if (choice2 === "scissors")
return "rock wins"}
else{
return "paper wins"
}


Any help is appreciated!


#2

Start by establishing in what way it behaves differently from how it's supposed to behave. That'll say a lot about what needs to change.


#3

I don't see whats wrong with it, really. Could you point out any tips to help me in the future? I'm rusty with functions, I don't fully understand. Sorry for the ignorance. Thanks! :slight_smile:


#4

Sure but how is it behaving incorrectly? How are you able to tell that it isn't right? What is the issue?

Won't get anywhere without that. That is where you start.


#5

I just did it! I looked through really carefully and saw the instructions to write under an existing function. I removed the curly brackets,and there we go.

LESSON COMPLETE!


Thank you :slight_smile:

#6

End Result, for any stuck on this issue.

var compare=function(choice1,choice2){
    if(choice1===choice2)
    return "The result is a tie!"
else if(choice1==="rock")
if (choice2 === "scissors")
return "rock wins"
else
    return "paper wins"
}

#7

I am now really confused on curly bracket placement as I have done the same thing on the next lesson and it was wrong. :confused:

var compare=function(choice1,choice2){
if(choice1===choice2)
return "The result is a tie!"
else if(choice1==="rock")
if (choice2 === "scissors")
return "rock wins"
else
return "paper wins"

else if(choice1==="paper"){
if (choice2==="rock"){
return "paper wins"}

else{
return "scissors wins"


#8

They have meaning, it's not right or wrong, it's how you tell the interpreter how to read your code.

You use curly braces to group statements into a single statement which is executed together. For example, a function's statements are all grouped together by curly braces.

So, if you're wondering how they should be placed, you'll have to decide how they're supposed to be grouped and place the braces accordingly.

If you indent based on the braces in the code you posted above, you'll get:

var compare=function(choice1,choice2){
    if(choice1===choice2)
        return "The result is a tie!"
    else if(choice1==="rock")
        if (choice2 === "scissors")
            return "rock wins"
        else 
            return "paper wins"

    else if(choice1==="paper"){
        if (choice2==="rock"){
            return "paper wins"}

        else{
            return "scissors wins"

See how there are a couple of them missing in the end, how the code is far to the right but there's nothing that closes those scopes


#9

Well, having heard that made me think about placement differently and correctly.

Thank you.

I finished with this:

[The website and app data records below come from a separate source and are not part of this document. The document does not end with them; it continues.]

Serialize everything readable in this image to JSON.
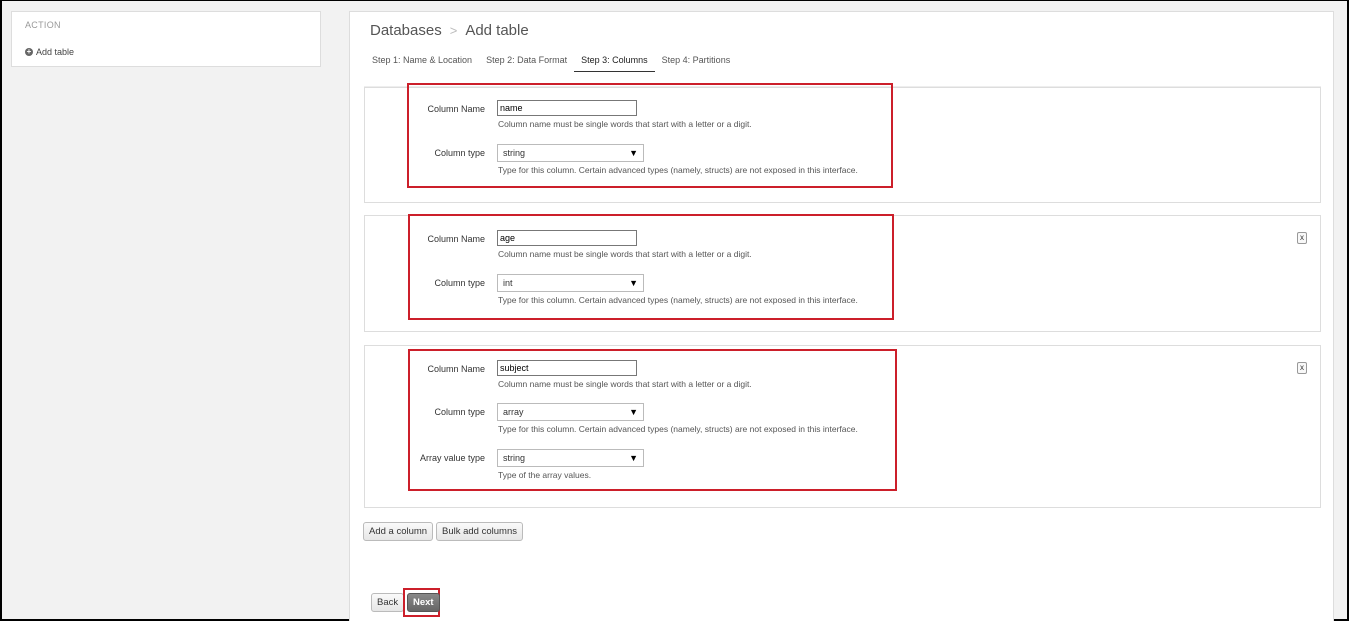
{
  "sidebar": {
    "header": "ACTION",
    "add_table_label": "Add table"
  },
  "breadcrumb": {
    "root": "Databases",
    "separator": ">",
    "current": "Add table"
  },
  "steps": [
    {
      "label": "Step 1: Name & Location"
    },
    {
      "label": "Step 2: Data Format"
    },
    {
      "label": "Step 3: Columns"
    },
    {
      "label": "Step 4: Partitions"
    }
  ],
  "labels": {
    "column_name": "Column Name",
    "column_type": "Column type",
    "array_value_type": "Array value type"
  },
  "help": {
    "column_name": "Column name must be single words that start with a letter or a digit.",
    "column_type": "Type for this column. Certain advanced types (namely, structs) are not exposed in this interface.",
    "array_value_type": "Type of the array values."
  },
  "columns": [
    {
      "name": "name",
      "type": "string"
    },
    {
      "name": "age",
      "type": "int"
    },
    {
      "name": "subject",
      "type": "array",
      "array_value_type": "string"
    }
  ],
  "remove_label": "x",
  "buttons": {
    "add_column": "Add a column",
    "bulk_add": "Bulk add columns",
    "back": "Back",
    "next": "Next"
  },
  "colors": {
    "highlight": "#cc1f2a"
  }
}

var compare=function(choice1,choice2){
    if(choice1===choice2)
    return "The result is a tie!"
else if(choice1==="rock")
if (choice2 === "scissors")
return "rock wins"
else
    return "paper wins"

else if(choice1==="paper")
if (choice2==="rock")
return "paper wins"

else
return "scissors wins"
}

#10

Fix that indentation to match the braces though.

Yeah, it's kind of redundant to have both indentation and braces but.. keep them consistent.